If President Trump gets his way and NAFTA ends, North Dakota could be impacted the most.

Agriculture is one of three industries that run the state of North Dakota.

"Agriculture is very important to North Dakota...it's the number one industry in the state and most of the people are either directly or indirectly employed through agriculture," said Myron Blumhagen, a farmer.

Most crops grown in the state get exported to other countries around the world, especially those with in the North American Free Trade Agreement.

"NAFTA and the trade with both Canada and Mexico are critically important for not only all the major grain sectors that we have in the state but also all of the livestock and so very, very critical to supporting prices and kind of the economic health that we have in the state," said Dr. Frayne Olson, Crop economist and marketing specialist for the NDSU Extension Service.

But the Trump Administration is considering pulling out of NAFTA. Olson says if the US were to pull out of the agreement, there would short-term and long-term effects.

"The original shock value would be very tough, it would be a major impact and it would be very negative at least short term to prices. Now the longer term impact is a little fuzzy, a little cloudier to figure out because if we don't have that free trade agreement what's plan B?," said Olson.

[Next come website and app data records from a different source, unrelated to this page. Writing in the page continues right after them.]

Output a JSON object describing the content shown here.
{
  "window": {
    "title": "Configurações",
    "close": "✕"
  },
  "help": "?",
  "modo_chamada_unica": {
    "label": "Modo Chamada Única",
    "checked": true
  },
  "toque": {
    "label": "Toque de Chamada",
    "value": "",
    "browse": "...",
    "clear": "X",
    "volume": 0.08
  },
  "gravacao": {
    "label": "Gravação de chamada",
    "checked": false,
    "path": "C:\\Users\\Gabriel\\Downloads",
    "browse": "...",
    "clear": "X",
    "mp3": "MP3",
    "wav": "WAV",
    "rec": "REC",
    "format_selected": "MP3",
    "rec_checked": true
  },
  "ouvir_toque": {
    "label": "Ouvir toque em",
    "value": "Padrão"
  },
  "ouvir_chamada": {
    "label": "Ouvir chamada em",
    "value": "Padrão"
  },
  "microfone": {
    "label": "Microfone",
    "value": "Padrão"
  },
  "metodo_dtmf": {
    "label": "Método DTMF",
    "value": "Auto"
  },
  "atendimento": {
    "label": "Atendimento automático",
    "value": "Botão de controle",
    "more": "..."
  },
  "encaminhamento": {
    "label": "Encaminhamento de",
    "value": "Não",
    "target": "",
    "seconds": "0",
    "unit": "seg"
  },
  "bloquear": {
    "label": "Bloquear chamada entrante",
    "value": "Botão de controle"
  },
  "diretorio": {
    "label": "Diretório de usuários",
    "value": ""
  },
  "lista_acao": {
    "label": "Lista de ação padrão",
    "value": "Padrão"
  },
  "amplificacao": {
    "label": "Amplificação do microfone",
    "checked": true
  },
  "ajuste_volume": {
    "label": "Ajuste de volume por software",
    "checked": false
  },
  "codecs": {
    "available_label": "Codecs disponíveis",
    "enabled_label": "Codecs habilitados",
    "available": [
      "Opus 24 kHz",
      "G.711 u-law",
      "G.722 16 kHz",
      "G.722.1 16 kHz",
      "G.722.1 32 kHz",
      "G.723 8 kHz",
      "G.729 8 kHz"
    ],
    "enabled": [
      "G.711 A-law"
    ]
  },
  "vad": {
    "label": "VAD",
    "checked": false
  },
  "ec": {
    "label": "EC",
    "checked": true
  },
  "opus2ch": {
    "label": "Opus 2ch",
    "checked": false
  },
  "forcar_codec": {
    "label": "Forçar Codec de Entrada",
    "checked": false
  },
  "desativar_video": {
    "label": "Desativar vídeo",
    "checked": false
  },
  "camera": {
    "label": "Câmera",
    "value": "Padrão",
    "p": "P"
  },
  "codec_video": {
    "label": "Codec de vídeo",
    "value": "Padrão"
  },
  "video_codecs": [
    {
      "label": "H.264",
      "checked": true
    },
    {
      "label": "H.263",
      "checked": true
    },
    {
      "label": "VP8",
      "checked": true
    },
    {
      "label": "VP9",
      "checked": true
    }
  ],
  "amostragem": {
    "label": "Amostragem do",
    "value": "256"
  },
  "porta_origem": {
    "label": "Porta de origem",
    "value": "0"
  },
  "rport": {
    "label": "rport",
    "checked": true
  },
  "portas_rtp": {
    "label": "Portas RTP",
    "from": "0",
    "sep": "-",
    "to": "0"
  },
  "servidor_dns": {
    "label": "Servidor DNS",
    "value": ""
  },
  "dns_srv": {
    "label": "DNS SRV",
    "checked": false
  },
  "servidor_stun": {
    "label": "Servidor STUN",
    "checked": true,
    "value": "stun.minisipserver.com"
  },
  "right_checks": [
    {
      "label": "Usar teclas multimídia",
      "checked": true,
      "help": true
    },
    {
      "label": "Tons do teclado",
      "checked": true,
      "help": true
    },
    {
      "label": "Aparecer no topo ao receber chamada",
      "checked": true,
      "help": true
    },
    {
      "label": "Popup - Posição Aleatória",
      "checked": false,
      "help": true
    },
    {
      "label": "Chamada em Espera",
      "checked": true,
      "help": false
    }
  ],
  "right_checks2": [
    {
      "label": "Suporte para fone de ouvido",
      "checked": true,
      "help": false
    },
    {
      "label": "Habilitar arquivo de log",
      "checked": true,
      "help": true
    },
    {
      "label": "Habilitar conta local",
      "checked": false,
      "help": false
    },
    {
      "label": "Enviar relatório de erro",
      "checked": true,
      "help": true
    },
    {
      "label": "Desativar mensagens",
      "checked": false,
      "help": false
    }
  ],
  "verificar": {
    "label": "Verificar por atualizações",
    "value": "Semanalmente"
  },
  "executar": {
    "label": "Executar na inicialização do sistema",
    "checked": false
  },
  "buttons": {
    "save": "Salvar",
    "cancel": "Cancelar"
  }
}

Blumhagen says that the US should pull out of the agreement and re-work negotiations.

"NAFTA needs to be fixed the reason Canada is so opposed to the United States pulling out of NAFTA because they've got such a sweet deal that they don't want it re-opened to give the United States the upper hand," said Blumhagen.

There's no decision yet, but if it happens it could create a ripple effect in North Dakota agriculture.

Reports say the Trump Administration doesn't believe that the U.S. is getting a fair deal.

Negotiations will continue among countries.